#### RECORDS PROVIDED

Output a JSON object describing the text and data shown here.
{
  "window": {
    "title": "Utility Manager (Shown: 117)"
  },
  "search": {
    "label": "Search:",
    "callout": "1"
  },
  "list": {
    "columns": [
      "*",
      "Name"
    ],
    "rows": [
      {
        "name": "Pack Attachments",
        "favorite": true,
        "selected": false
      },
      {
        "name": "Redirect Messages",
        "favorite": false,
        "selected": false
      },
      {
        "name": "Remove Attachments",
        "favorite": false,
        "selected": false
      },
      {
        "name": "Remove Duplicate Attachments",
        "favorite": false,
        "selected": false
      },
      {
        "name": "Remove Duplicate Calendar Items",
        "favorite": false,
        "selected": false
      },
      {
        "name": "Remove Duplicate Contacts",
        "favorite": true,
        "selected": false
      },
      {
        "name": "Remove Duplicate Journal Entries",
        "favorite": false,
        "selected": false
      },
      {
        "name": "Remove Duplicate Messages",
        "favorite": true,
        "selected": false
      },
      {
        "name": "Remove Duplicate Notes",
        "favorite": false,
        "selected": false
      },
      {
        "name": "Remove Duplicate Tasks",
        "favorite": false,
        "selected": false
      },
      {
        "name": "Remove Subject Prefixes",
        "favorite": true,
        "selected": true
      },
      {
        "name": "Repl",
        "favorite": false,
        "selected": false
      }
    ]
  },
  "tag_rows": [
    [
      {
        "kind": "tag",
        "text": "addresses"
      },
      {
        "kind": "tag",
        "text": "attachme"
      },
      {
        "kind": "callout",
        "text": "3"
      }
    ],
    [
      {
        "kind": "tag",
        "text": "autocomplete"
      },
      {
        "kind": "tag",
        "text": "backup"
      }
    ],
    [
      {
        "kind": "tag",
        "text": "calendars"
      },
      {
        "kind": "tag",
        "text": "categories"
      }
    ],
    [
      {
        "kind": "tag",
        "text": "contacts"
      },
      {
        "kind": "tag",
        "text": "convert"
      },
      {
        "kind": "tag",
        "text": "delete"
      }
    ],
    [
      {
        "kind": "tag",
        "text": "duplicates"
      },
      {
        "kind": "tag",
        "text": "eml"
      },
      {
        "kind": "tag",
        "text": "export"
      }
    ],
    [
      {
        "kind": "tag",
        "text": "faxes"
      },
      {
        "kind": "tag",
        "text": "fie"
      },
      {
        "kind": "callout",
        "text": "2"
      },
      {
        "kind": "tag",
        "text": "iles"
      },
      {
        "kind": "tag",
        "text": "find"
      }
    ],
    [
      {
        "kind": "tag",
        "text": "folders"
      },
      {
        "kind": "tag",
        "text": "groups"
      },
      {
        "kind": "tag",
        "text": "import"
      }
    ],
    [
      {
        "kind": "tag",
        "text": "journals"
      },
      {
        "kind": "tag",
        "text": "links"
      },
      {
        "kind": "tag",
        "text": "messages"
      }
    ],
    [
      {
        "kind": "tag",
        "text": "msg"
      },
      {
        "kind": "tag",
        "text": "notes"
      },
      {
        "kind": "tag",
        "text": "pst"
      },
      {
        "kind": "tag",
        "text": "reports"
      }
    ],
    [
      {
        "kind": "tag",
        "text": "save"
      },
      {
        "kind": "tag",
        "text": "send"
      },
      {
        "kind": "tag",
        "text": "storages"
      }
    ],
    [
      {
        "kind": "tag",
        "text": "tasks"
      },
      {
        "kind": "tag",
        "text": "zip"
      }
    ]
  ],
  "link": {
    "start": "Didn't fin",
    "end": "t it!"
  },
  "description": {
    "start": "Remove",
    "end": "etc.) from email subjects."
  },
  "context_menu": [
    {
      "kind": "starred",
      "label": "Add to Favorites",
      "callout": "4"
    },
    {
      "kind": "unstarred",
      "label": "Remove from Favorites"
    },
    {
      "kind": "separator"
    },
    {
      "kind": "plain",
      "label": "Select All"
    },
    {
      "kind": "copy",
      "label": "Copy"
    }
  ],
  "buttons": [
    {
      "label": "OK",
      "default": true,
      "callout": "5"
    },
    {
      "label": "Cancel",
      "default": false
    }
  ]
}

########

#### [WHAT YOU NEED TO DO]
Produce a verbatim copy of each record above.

#### [TASK ANSWER]
Output a JSON object describing the text and data shown here.
{
  "window": {
    "title": "Utility Manager (Shown: 117)"
  },
  "search": {
    "label": "Search:",
    "callout": "1"
  },
  "list": {
    "columns": [
      "*",
      "Name"
    ],
    "rows": [
      {
        "name": "Pack Attachments",
        "favorite": true,
        "selected": false
      },
      {
        "name": "Redirect Messages",
        "favorite": false,
        "selected": false
      },
      {
        "name": "Remove Attachments",
        "favorite": false,
        "selected": false
      },
      {
        "name": "Remove Duplicate Attachments",
        "favorite": false,
        "selected": false
      },
      {
        "name": "Remove Duplicate Calendar Items",
        "favorite": false,
        "selected": false
      },
      {
        "name": "Remove Duplicate Contacts",
        "favorite": true,
        "selected": false
      },
      {
        "name": "Remove Duplicate Journal Entries",
        "favorite": false,
        "selected": false
      },
      {
        "name": "Remove Duplicate Messages",
        "favorite": true,
        "selected": false
      },
      {
        "name": "Remove Duplicate Notes",
        "favorite": false,
        "selected": false
      },
      {
        "name": "Remove Duplicate Tasks",
        "favorite": false,
        "selected": false
      },
      {
        "name": "Remove Subject Prefixes",
        "favorite": true,
        "selected": true
      },
      {
        "name": "Repl",
        "favorite": false,
        "selected": false
      }
    ]
  },
  "tag_rows": [
    [
      {
        "kind": "tag",
        "text": "addresses"
      },
      {
        "kind": "tag",
        "text": "attachme"
      },
      {
        "kind": "callout",
        "text": "3"
      }
    ],
    [
      {
        "kind": "tag",
        "text": "autocomplete"
      },
      {
        "kind": "tag",
        "text": "backup"
      }
    ],
    [
      {
        "kind": "tag",
        "text": "calendars"
      },
      {
        "kind": "tag",
        "text": "categories"
      }
    ],
    [
      {
        "kind": "tag",
        "text": "contacts"
      },
      {
        "kind": "tag",
        "text": "convert"
      },
      {
        "kind": "tag",
        "text": "delete"
      }
    ],
    [
      {
        "kind": "tag",
        "text": "duplicates"
      },
      {
        "kind": "tag",
        "text": "eml"
      },
      {
        "kind": "tag",
        "text": "export"
      }
    ],
    [
      {
        "kind": "tag",
        "text": "faxes"
      },
      {
        "kind": "tag",
        "text": "fie"
      },
      {
        "kind": "callout",
        "text": "2"
      },
      {
        "kind": "tag",
        "text": "iles"
      },
      {
        "kind": "tag",
        "text": "find"
      }
    ],
    [
      {
        "kind": "tag",
        "text": "folders"
      },
      {
        "kind": "tag",
        "text": "groups"
      },
      {
        "kind": "tag",
        "text": "import"
      }
    ],
    [
      {
        "kind": "tag",
        "text": "journals"
      },
      {
        "kind": "tag",
        "text": "links"
      },
      {
        "kind": "tag",
        "text": "messages"
      }
    ],
    [
      {
        "kind": "tag",
        "text": "msg"
      },
      {
        "kind": "tag",
        "text": "notes"
      },
      {
        "kind": "tag",
        "text": "pst"
      },
      {
        "kind": "tag",
        "text": "reports"
      }
    ],
    [
      {
        "kind": "tag",
        "text": "save"
      },
      {
        "kind": "tag",
        "text": "send"
      },
      {
        "kind": "tag",
        "text": "storages"
      }
    ],
    [
      {
        "kind": "tag",
        "text": "tasks"
      },
      {
        "kind": "tag",
        "text": "zip"
      }
    ]
  ],
  "link": {
    "start": "Didn't fin",
    "end": "t it!"
  },
  "description": {
    "start": "Remove",
    "end": "etc.) from email subjects."
  },
  "context_menu": [
    {
      "kind": "starred",
      "label": "Add to Favorites",
      "callout": "4"
    },
    {
      "kind": "unstarred",
      "label": "Remove from Favorites"
    },
    {
      "kind": "separator"
    },
    {
      "kind": "plain",
      "label": "Select All"
    },
    {
      "kind": "copy",
      "label": "Copy"
    }
  ],
  "buttons": [
    {
      "label": "OK",
      "default": true,
      "callout": "5"
    },
    {
      "label": "Cancel",
      "default": false
    }
  ]
}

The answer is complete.